■ **WHAT TO WORK ON**: Determine the number of lines in the data below that hold "Friday"; give nothing but that number.

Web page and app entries
>>>>>
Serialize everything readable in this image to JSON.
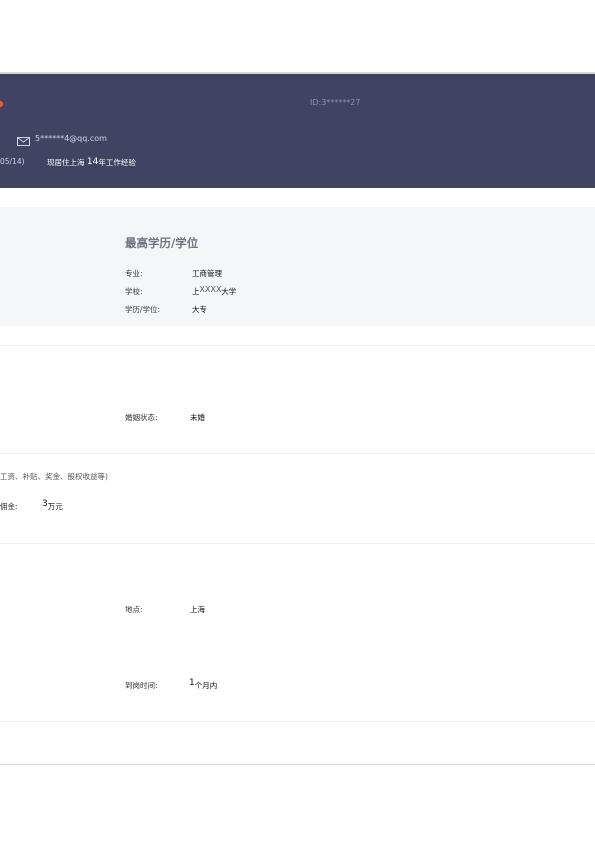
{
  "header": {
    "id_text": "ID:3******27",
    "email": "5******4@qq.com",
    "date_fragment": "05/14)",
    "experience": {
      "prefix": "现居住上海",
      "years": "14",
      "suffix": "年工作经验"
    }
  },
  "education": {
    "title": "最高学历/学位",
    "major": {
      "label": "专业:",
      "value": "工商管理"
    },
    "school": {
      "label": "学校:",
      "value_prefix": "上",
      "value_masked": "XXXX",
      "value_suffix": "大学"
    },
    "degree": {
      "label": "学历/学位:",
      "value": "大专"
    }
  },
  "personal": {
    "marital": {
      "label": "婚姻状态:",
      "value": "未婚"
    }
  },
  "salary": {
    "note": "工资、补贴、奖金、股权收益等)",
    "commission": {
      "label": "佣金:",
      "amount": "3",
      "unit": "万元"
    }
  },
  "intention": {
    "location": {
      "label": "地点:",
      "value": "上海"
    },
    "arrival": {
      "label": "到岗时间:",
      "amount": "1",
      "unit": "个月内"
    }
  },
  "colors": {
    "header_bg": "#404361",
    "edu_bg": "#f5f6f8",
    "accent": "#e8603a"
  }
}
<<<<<
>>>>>
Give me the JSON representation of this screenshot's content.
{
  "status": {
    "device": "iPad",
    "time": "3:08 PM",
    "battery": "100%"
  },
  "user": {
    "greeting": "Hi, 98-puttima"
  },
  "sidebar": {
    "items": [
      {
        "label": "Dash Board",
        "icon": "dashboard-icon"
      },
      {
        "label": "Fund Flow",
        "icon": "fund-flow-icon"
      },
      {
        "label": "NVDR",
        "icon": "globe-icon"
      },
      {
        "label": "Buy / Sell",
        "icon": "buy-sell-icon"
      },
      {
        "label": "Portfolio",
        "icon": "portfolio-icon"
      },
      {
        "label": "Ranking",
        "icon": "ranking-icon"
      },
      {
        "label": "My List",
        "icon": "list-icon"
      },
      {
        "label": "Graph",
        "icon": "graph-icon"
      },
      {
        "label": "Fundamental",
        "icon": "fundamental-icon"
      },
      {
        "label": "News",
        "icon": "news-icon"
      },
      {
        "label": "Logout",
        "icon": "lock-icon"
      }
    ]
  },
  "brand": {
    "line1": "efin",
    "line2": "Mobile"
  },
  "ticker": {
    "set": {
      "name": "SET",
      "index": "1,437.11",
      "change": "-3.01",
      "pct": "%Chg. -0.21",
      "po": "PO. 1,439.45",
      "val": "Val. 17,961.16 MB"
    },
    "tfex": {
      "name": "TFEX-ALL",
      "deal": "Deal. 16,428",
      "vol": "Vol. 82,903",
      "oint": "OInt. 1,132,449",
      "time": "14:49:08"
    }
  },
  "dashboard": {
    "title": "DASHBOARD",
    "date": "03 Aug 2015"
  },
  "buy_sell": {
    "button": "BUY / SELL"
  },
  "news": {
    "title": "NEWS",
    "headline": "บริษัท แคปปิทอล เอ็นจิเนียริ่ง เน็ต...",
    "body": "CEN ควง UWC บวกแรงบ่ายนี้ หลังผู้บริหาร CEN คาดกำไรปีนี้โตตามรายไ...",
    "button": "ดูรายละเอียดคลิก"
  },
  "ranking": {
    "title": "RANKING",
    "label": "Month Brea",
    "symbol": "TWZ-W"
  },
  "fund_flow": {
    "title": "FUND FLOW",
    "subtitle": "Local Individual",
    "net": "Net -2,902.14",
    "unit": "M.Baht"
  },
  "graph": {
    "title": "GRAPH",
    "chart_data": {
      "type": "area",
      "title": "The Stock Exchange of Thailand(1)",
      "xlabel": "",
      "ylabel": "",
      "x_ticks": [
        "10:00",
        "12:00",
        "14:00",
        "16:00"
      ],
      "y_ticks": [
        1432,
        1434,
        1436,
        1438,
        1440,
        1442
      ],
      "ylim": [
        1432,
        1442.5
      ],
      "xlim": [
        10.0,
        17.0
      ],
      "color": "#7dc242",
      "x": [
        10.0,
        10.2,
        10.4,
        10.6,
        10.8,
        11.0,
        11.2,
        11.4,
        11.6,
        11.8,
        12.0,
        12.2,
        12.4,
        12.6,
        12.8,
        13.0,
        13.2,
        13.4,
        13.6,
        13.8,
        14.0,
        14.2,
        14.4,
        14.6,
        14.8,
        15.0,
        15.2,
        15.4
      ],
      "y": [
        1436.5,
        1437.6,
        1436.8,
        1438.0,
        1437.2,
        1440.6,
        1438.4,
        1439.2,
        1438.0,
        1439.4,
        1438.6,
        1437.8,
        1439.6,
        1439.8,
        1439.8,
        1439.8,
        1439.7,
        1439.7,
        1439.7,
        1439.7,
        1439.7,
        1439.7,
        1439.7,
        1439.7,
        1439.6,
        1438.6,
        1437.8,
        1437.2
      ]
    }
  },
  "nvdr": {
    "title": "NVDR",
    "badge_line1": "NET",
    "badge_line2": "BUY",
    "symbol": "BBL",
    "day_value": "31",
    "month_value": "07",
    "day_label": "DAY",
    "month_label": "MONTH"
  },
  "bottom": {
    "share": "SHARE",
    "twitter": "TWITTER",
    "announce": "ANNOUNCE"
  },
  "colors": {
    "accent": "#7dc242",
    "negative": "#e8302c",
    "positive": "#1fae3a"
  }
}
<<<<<
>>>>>
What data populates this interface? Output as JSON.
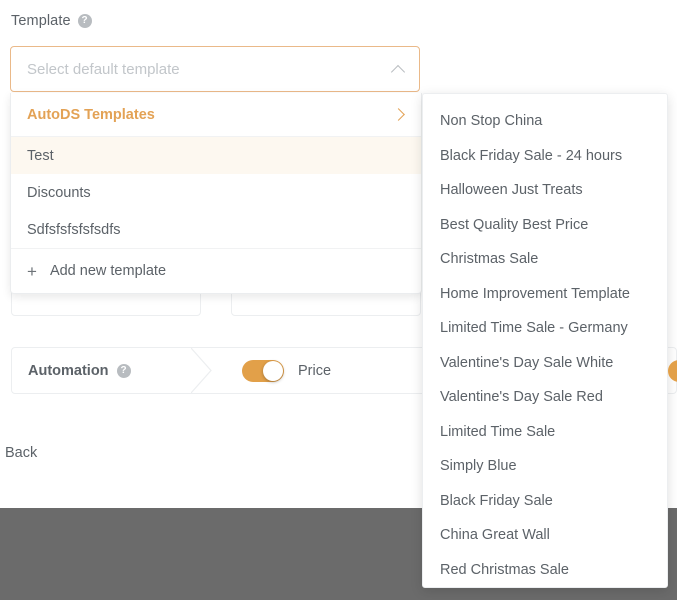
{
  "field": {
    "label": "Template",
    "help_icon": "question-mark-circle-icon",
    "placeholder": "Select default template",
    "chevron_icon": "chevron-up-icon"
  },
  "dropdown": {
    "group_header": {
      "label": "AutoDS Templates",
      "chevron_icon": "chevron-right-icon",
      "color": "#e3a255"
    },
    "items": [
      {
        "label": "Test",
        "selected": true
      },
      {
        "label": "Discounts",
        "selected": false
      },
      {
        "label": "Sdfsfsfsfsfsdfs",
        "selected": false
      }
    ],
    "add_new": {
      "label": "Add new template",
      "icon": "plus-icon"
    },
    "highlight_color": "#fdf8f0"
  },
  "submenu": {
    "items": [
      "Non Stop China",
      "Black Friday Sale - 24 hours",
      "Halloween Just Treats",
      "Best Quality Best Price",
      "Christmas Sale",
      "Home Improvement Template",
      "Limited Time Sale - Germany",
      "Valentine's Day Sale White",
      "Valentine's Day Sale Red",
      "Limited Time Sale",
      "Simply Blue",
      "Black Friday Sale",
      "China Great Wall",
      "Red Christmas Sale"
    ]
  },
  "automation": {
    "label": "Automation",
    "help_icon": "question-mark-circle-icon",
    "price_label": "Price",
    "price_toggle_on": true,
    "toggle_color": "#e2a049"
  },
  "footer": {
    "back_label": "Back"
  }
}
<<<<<
■ **ANSWER FOR THIS EXERCISE**: 2